**AIM OF THE TASK**
Could you repeat the records below exactly, without the pictures?
═══ DATA EXCERPTS ═══
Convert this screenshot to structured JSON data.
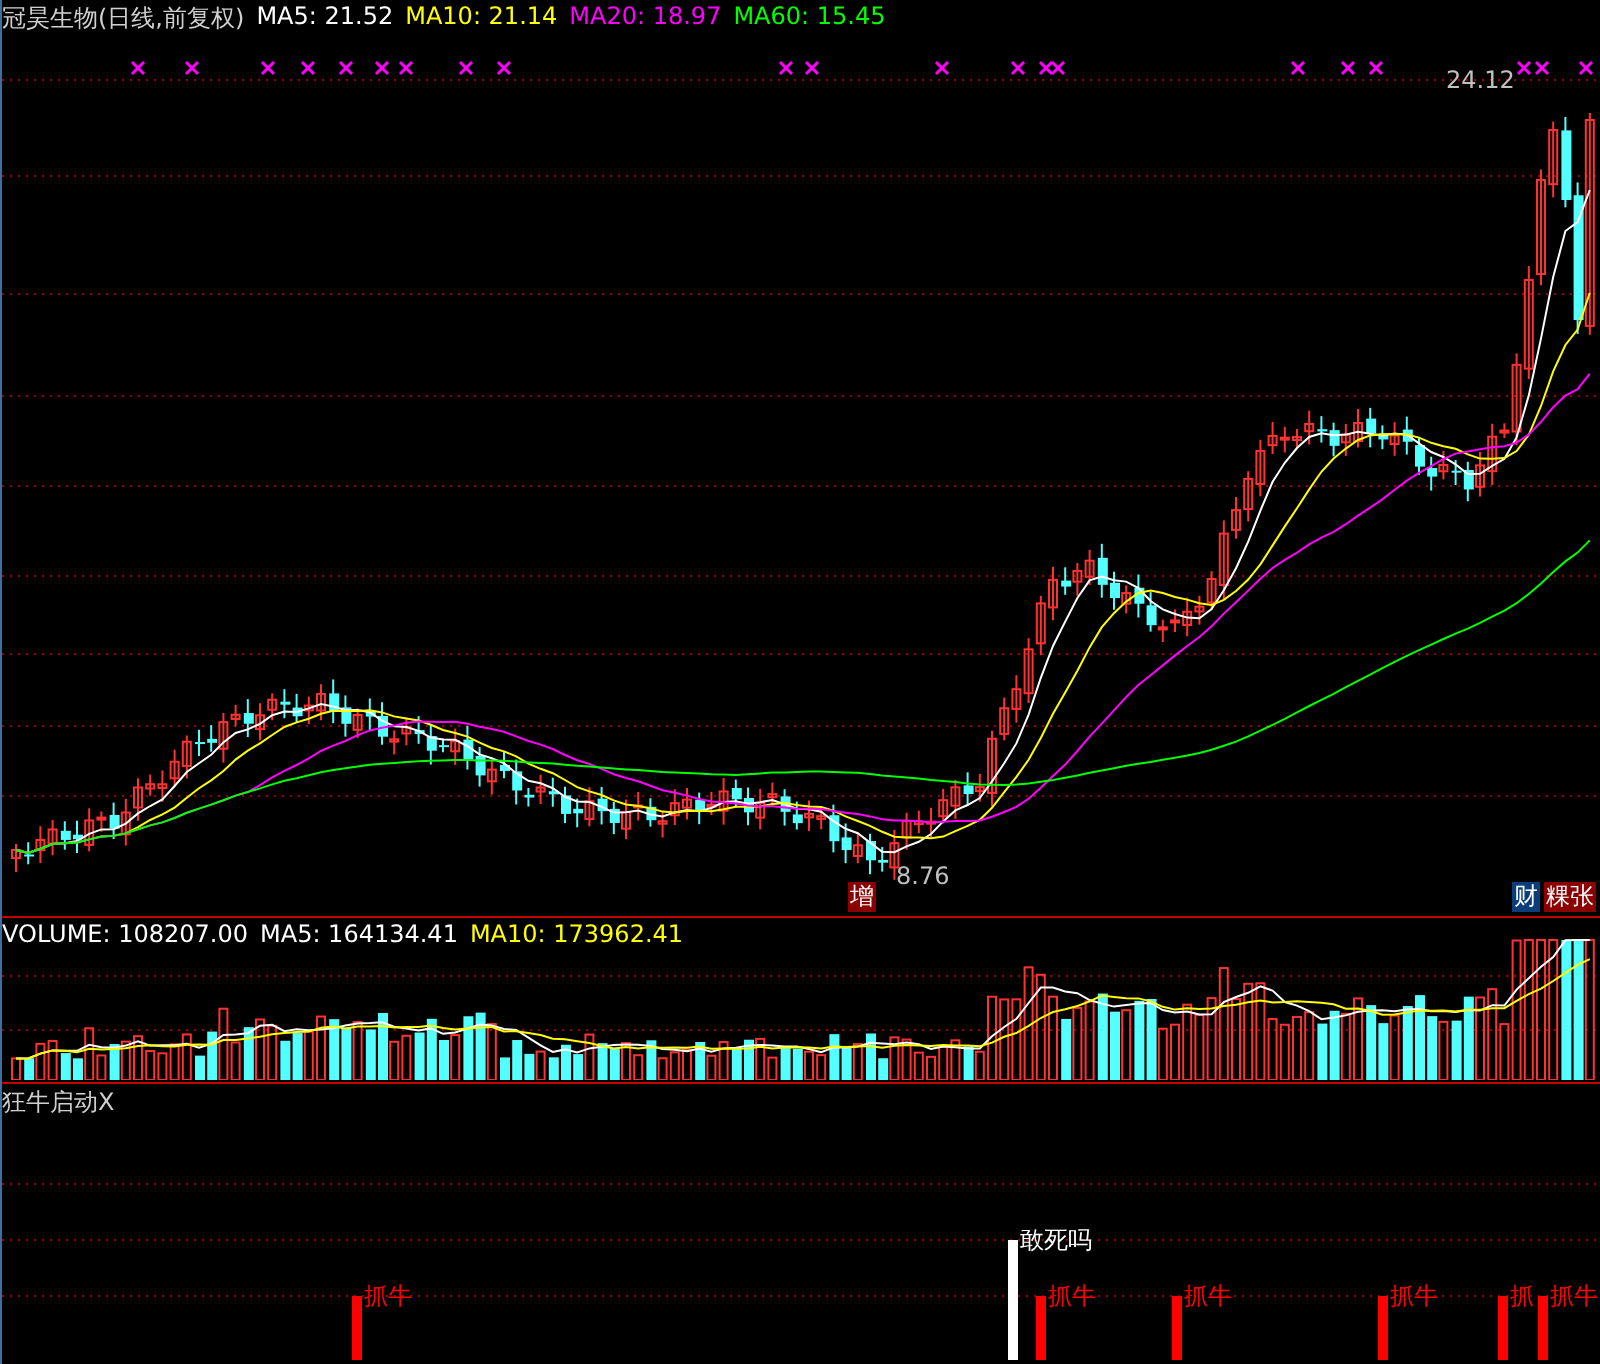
{
  "main_panel": {
    "title": "冠昊生物(日线,前复权)",
    "indicators": [
      {
        "text": "MA5: 21.52",
        "color": "#ffffff"
      },
      {
        "text": "MA10: 21.14",
        "color": "#ffff00"
      },
      {
        "text": "MA20: 18.97",
        "color": "#ff00ff"
      },
      {
        "text": "MA60: 15.45",
        "color": "#00ff00"
      }
    ],
    "high_label": "24.12",
    "low_label": "8.76",
    "badges": [
      {
        "text": "增",
        "kind": "left"
      },
      {
        "text": "财",
        "kind": "finance"
      },
      {
        "text": "粿张",
        "kind": "margin"
      }
    ]
  },
  "volume_panel": {
    "indicators": [
      {
        "text": "VOLUME: 108207.00",
        "color": "#ffffff"
      },
      {
        "text": "MA5: 164134.41",
        "color": "#ffffff"
      },
      {
        "text": "MA10: 173962.41",
        "color": "#ffff00"
      }
    ]
  },
  "signal_panel": {
    "title": "狂牛启动X",
    "signals": [
      {
        "label": "抓牛",
        "kind": "buy"
      },
      {
        "label": "敢死吗",
        "kind": "alert"
      },
      {
        "label": "抓牛",
        "kind": "buy"
      },
      {
        "label": "抓牛",
        "kind": "buy"
      },
      {
        "label": "抓牛",
        "kind": "buy"
      },
      {
        "label": "抓",
        "kind": "buy"
      },
      {
        "label": "抓牛",
        "kind": "buy"
      }
    ]
  }
}
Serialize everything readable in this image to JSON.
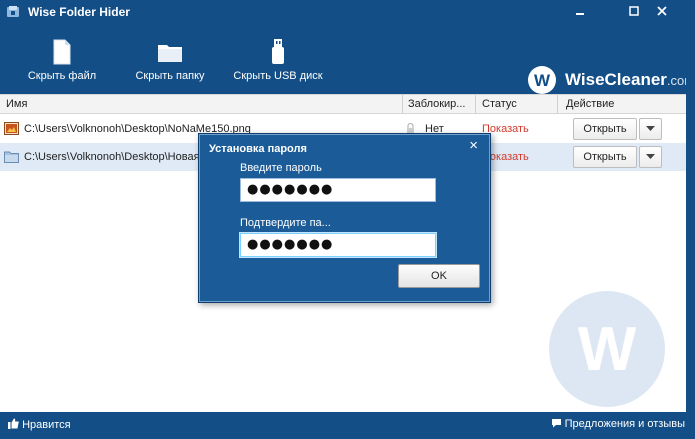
{
  "window": {
    "title": "Wise Folder Hider",
    "controls": [
      "minimize-icon",
      "maximize-icon",
      "close-icon"
    ]
  },
  "toolbar": {
    "hide_file": "Скрыть файл",
    "hide_folder": "Скрыть папку",
    "hide_usb": "Скрыть USB диск"
  },
  "brand": {
    "name": "WiseCleaner",
    "suffix": ".com"
  },
  "table": {
    "headers": {
      "name": "Имя",
      "locked": "Заблокир...",
      "status": "Статус",
      "action": "Действие"
    },
    "rows": [
      {
        "icon": "image-file-icon",
        "path": "C:\\Users\\Volknonoh\\Desktop\\NoNaMe150.png",
        "locked": "Нет",
        "status": "Показать",
        "action": "Открыть"
      },
      {
        "icon": "folder-icon",
        "path": "C:\\Users\\Volknonoh\\Desktop\\Новая",
        "locked": "",
        "status": "Показать",
        "action": "Открыть"
      }
    ]
  },
  "dialog": {
    "title": "Установка пароля",
    "password_label": "Введите пароль",
    "password_value": "●●●●●●●",
    "confirm_label": "Подтвердите па...",
    "confirm_value": "●●●●●●●",
    "ok": "OK"
  },
  "statusbar": {
    "like": "Нравится",
    "feedback": "Предложения и отзывы"
  },
  "colors": {
    "chrome": "#134e86",
    "dialog": "#1a5b98",
    "status_link": "#d23a2a",
    "selected_row": "#dfeaf6"
  }
}
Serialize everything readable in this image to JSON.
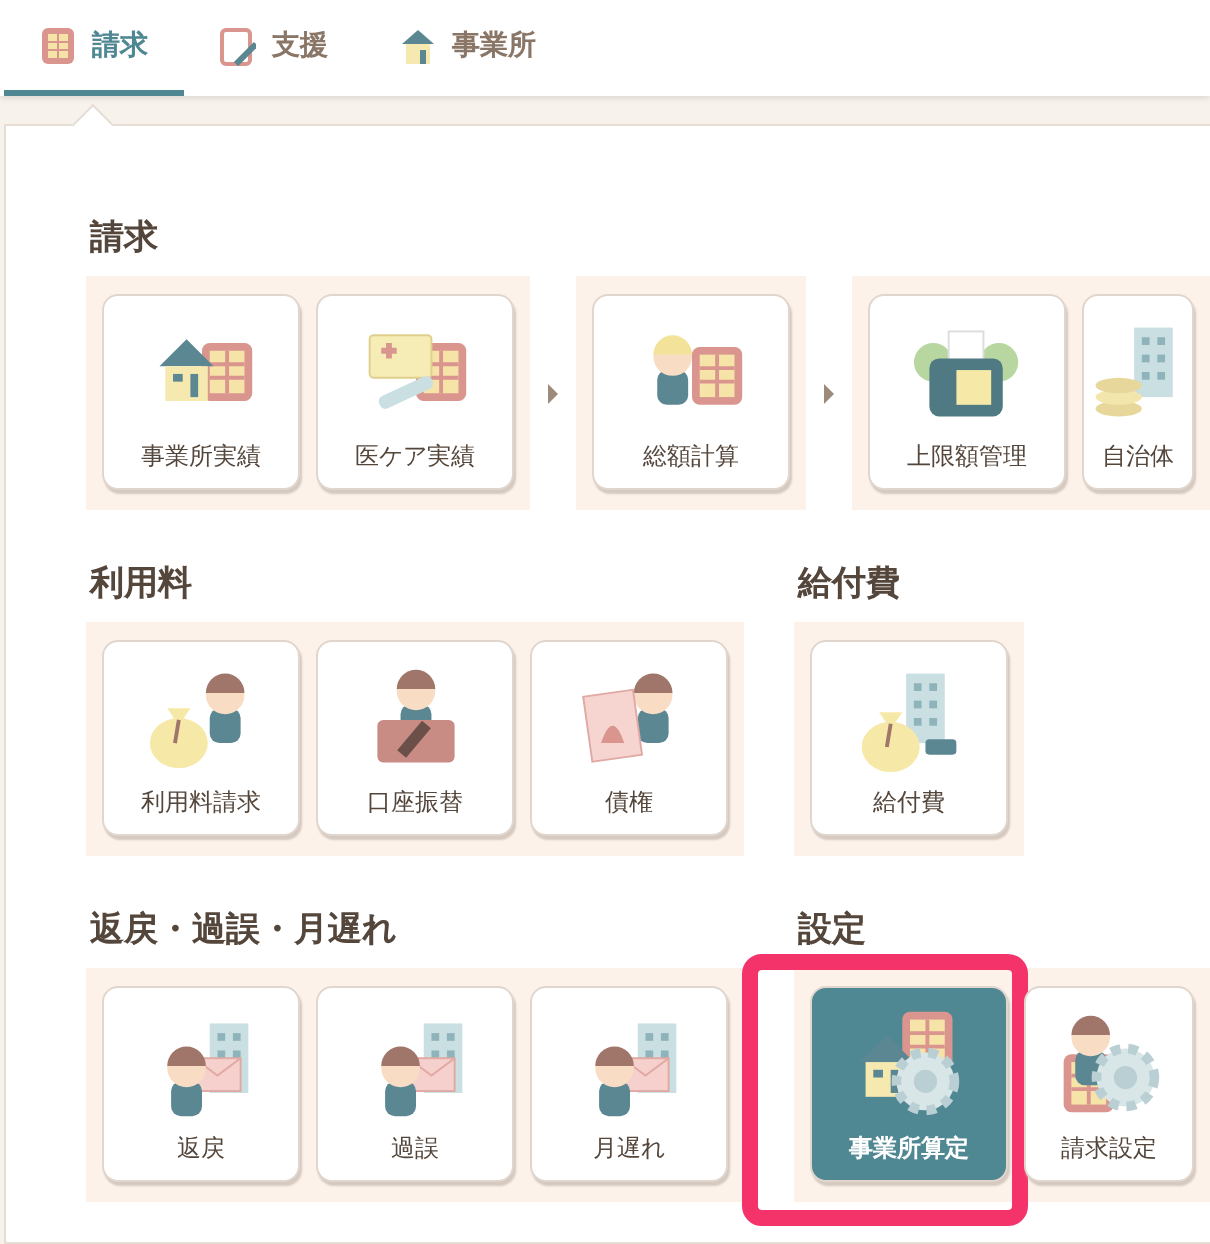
{
  "tabs": [
    {
      "label": "請求",
      "kind": "calculator",
      "selected": true
    },
    {
      "label": "支援",
      "kind": "clipboard",
      "selected": false
    },
    {
      "label": "事業所",
      "kind": "house",
      "selected": false
    }
  ],
  "rows": [
    {
      "sections": [
        {
          "title": "請求",
          "groups": [
            {
              "items": [
                {
                  "label": "事業所実績",
                  "kind": "house-calc",
                  "selected": false,
                  "highlighted": false
                },
                {
                  "label": "医ケア実績",
                  "kind": "card-calc",
                  "selected": false,
                  "highlighted": false
                }
              ]
            },
            {
              "items": [
                {
                  "label": "総額計算",
                  "kind": "person-calc",
                  "selected": false,
                  "highlighted": false
                }
              ]
            },
            {
              "items": [
                {
                  "label": "上限額管理",
                  "kind": "fax",
                  "selected": false,
                  "highlighted": false
                },
                {
                  "label": "自治体",
                  "kind": "coins",
                  "selected": false,
                  "highlighted": false
                }
              ]
            }
          ]
        }
      ]
    },
    {
      "sections": [
        {
          "title": "利用料",
          "groups": [
            {
              "items": [
                {
                  "label": "利用料請求",
                  "kind": "bag-person",
                  "selected": false,
                  "highlighted": false
                },
                {
                  "label": "口座振替",
                  "kind": "box-person",
                  "selected": false,
                  "highlighted": false
                },
                {
                  "label": "債権",
                  "kind": "doc-person",
                  "selected": false,
                  "highlighted": false
                }
              ]
            }
          ]
        },
        {
          "title": "給付費",
          "groups": [
            {
              "items": [
                {
                  "label": "給付費",
                  "kind": "bag-building",
                  "selected": false,
                  "highlighted": false
                }
              ]
            }
          ]
        }
      ]
    },
    {
      "sections": [
        {
          "title": "返戻・過誤・月遅れ",
          "groups": [
            {
              "items": [
                {
                  "label": "返戻",
                  "kind": "envelope-person",
                  "selected": false,
                  "highlighted": false
                },
                {
                  "label": "過誤",
                  "kind": "envelope-person",
                  "selected": false,
                  "highlighted": false
                },
                {
                  "label": "月遅れ",
                  "kind": "envelope-person",
                  "selected": false,
                  "highlighted": false
                }
              ]
            }
          ]
        },
        {
          "title": "設定",
          "groups": [
            {
              "items": [
                {
                  "label": "事業所算定",
                  "kind": "house-gear",
                  "selected": true,
                  "highlighted": true
                },
                {
                  "label": "請求設定",
                  "kind": "person-gear",
                  "selected": false,
                  "highlighted": false
                }
              ]
            }
          ]
        }
      ]
    }
  ]
}
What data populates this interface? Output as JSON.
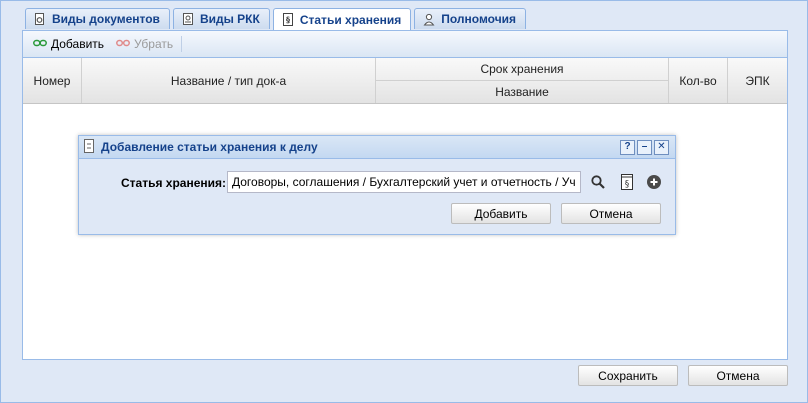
{
  "tabs": [
    {
      "label": "Виды документов",
      "icon": "gear-doc-icon"
    },
    {
      "label": "Виды РКК",
      "icon": "card-icon"
    },
    {
      "label": "Статьи хранения",
      "icon": "storage-doc-icon"
    },
    {
      "label": "Полномочия",
      "icon": "user-permission-icon"
    }
  ],
  "active_tab": 2,
  "toolbar": {
    "add_label": "Добавить",
    "remove_label": "Убрать"
  },
  "grid": {
    "columns": {
      "number": "Номер",
      "name_type": "Название / тип док-а",
      "storage_period": "Срок хранения",
      "storage_period_name": "Название",
      "count": "Кол-во",
      "epk": "ЭПК"
    }
  },
  "dialog": {
    "title": "Добавление статьи хранения к делу",
    "field_label": "Статья хранения:",
    "field_value": "Договоры, соглашения / Бухгалтерский учет и отчетность / Учет и о",
    "add_label": "Добавить",
    "cancel_label": "Отмена",
    "tool_help": "?",
    "tool_min": "–",
    "tool_close": "✕"
  },
  "footer": {
    "save_label": "Сохранить",
    "cancel_label": "Отмена"
  }
}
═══
**SOLUTION TO THE EXERCISE**
Convert this screenshot to structured JSON data.
{
  "main_panel": {
    "title": "冠昊生物(日线,前复权)",
    "indicators": [
      {
        "text": "MA5: 21.52",
        "color": "#ffffff"
      },
      {
        "text": "MA10: 21.14",
        "color": "#ffff00"
      },
      {
        "text": "MA20: 18.97",
        "color": "#ff00ff"
      },
      {
        "text": "MA60: 15.45",
        "color": "#00ff00"
      }
    ],
    "high_label": "24.12",
    "low_label": "8.76",
    "badges": [
      {
        "text": "增",
        "kind": "left"
      },
      {
        "text": "财",
        "kind": "finance"
      },
      {
        "text": "粿张",
        "kind": "margin"
      }
    ]
  },
  "volume_panel": {
    "indicators": [
      {
        "text": "VOLUME: 108207.00",
        "color": "#ffffff"
      },
      {
        "text": "MA5: 164134.41",
        "color": "#ffffff"
      },
      {
        "text": "MA10: 173962.41",
        "color": "#ffff00"
      }
    ]
  },
  "signal_panel": {
    "title": "狂牛启动X",
    "signals": [
      {
        "label": "抓牛",
        "kind": "buy"
      },
      {
        "label": "敢死吗",
        "kind": "alert"
      },
      {
        "label": "抓牛",
        "kind": "buy"
      },
      {
        "label": "抓牛",
        "kind": "buy"
      },
      {
        "label": "抓牛",
        "kind": "buy"
      },
      {
        "label": "抓",
        "kind": "buy"
      },
      {
        "label": "抓牛",
        "kind": "buy"
      }
    ]
  }
}
Serialize everything readable in this image to JSON.
{
  "window": {
    "title": "Wise Folder Hider",
    "controls": [
      "minimize-icon",
      "maximize-icon",
      "close-icon"
    ]
  },
  "toolbar": {
    "hide_file": "Скрыть файл",
    "hide_folder": "Скрыть папку",
    "hide_usb": "Скрыть USB диск"
  },
  "brand": {
    "name": "WiseCleaner",
    "suffix": ".com"
  },
  "table": {
    "headers": {
      "name": "Имя",
      "locked": "Заблокир...",
      "status": "Статус",
      "action": "Действие"
    },
    "rows": [
      {
        "icon": "image-file-icon",
        "path": "C:\\Users\\Volknonoh\\Desktop\\NoNaMe150.png",
        "locked": "Нет",
        "status": "Показать",
        "action": "Открыть"
      },
      {
        "icon": "folder-icon",
        "path": "C:\\Users\\Volknonoh\\Desktop\\Новая",
        "locked": "",
        "status": "Показать",
        "action": "Открыть"
      }
    ]
  },
  "dialog": {
    "title": "Установка пароля",
    "password_label": "Введите пароль",
    "password_value": "●●●●●●●",
    "confirm_label": "Подтвердите па...",
    "confirm_value": "●●●●●●●",
    "ok": "OK"
  },
  "statusbar": {
    "like": "Нравится",
    "feedback": "Предложения и отзывы"
  },
  "colors": {
    "chrome": "#134e86",
    "dialog": "#1a5b98",
    "status_link": "#d23a2a",
    "selected_row": "#dfeaf6"
  }
}
Serialize everything readable in this image to JSON.
{
  "tabs": [
    {
      "label": "請求",
      "kind": "calculator",
      "selected": true
    },
    {
      "label": "支援",
      "kind": "clipboard",
      "selected": false
    },
    {
      "label": "事業所",
      "kind": "house",
      "selected": false
    }
  ],
  "rows": [
    {
      "sections": [
        {
          "title": "請求",
          "groups": [
            {
              "items": [
                {
                  "label": "事業所実績",
                  "kind": "house-calc",
                  "selected": false,
                  "highlighted": false
                },
                {
                  "label": "医ケア実績",
                  "kind": "card-calc",
                  "selected": false,
                  "highlighted": false
                }
              ]
            },
            {
              "items": [
                {
                  "label": "総額計算",
                  "kind": "person-calc",
                  "selected": false,
                  "highlighted": false
                }
              ]
            },
            {
              "items": [
                {
                  "label": "上限額管理",
                  "kind": "fax",
                  "selected": false,
                  "highlighted": false
                },
                {
                  "label": "自治体",
                  "kind": "coins",
                  "selected": false,
                  "highlighted": false
                }
              ]
            }
          ]
        }
      ]
    },
    {
      "sections": [
        {
          "title": "利用料",
          "groups": [
            {
              "items": [
                {
                  "label": "利用料請求",
                  "kind": "bag-person",
                  "selected": false,
                  "highlighted": false
                },
                {
                  "label": "口座振替",
                  "kind": "box-person",
                  "selected": false,
                  "highlighted": false
                },
                {
                  "label": "債権",
                  "kind": "doc-person",
                  "selected": false,
                  "highlighted": false
                }
              ]
            }
          ]
        },
        {
          "title": "給付費",
          "groups": [
            {
              "items": [
                {
                  "label": "給付費",
                  "kind": "bag-building",
                  "selected": false,
                  "highlighted": false
                }
              ]
            }
          ]
        }
      ]
    },
    {
      "sections": [
        {
          "title": "返戻・過誤・月遅れ",
          "groups": [
            {
              "items": [
                {
                  "label": "返戻",
                  "kind": "envelope-person",
                  "selected": false,
                  "highlighted": false
                },
                {
                  "label": "過誤",
                  "kind": "envelope-person",
                  "selected": false,
                  "highlighted": false
                },
                {
                  "label": "月遅れ",
                  "kind": "envelope-person",
                  "selected": false,
                  "highlighted": false
                }
              ]
            }
          ]
        },
        {
          "title": "設定",
          "groups": [
            {
              "items": [
                {
                  "label": "事業所算定",
                  "kind": "house-gear",
                  "selected": true,
                  "highlighted": true
                },
                {
                  "label": "請求設定",
                  "kind": "person-gear",
                  "selected": false,
                  "highlighted": false
                }
              ]
            }
          ]
        }
      ]
    }
  ]
}
What data populates this interface? Output as JSON.
{
  "tabs": [
    {
      "label": "Виды документов",
      "icon": "gear-doc-icon"
    },
    {
      "label": "Виды РКК",
      "icon": "card-icon"
    },
    {
      "label": "Статьи хранения",
      "icon": "storage-doc-icon"
    },
    {
      "label": "Полномочия",
      "icon": "user-permission-icon"
    }
  ],
  "active_tab": 2,
  "toolbar": {
    "add_label": "Добавить",
    "remove_label": "Убрать"
  },
  "grid": {
    "columns": {
      "number": "Номер",
      "name_type": "Название / тип док-а",
      "storage_period": "Срок хранения",
      "storage_period_name": "Название",
      "count": "Кол-во",
      "epk": "ЭПК"
    }
  },
  "dialog": {
    "title": "Добавление статьи хранения к делу",
    "field_label": "Статья хранения:",
    "field_value": "Договоры, соглашения / Бухгалтерский учет и отчетность / Учет и о",
    "add_label": "Добавить",
    "cancel_label": "Отмена",
    "tool_help": "?",
    "tool_min": "–",
    "tool_close": "✕"
  },
  "footer": {
    "save_label": "Сохранить",
    "cancel_label": "Отмена"
  }
}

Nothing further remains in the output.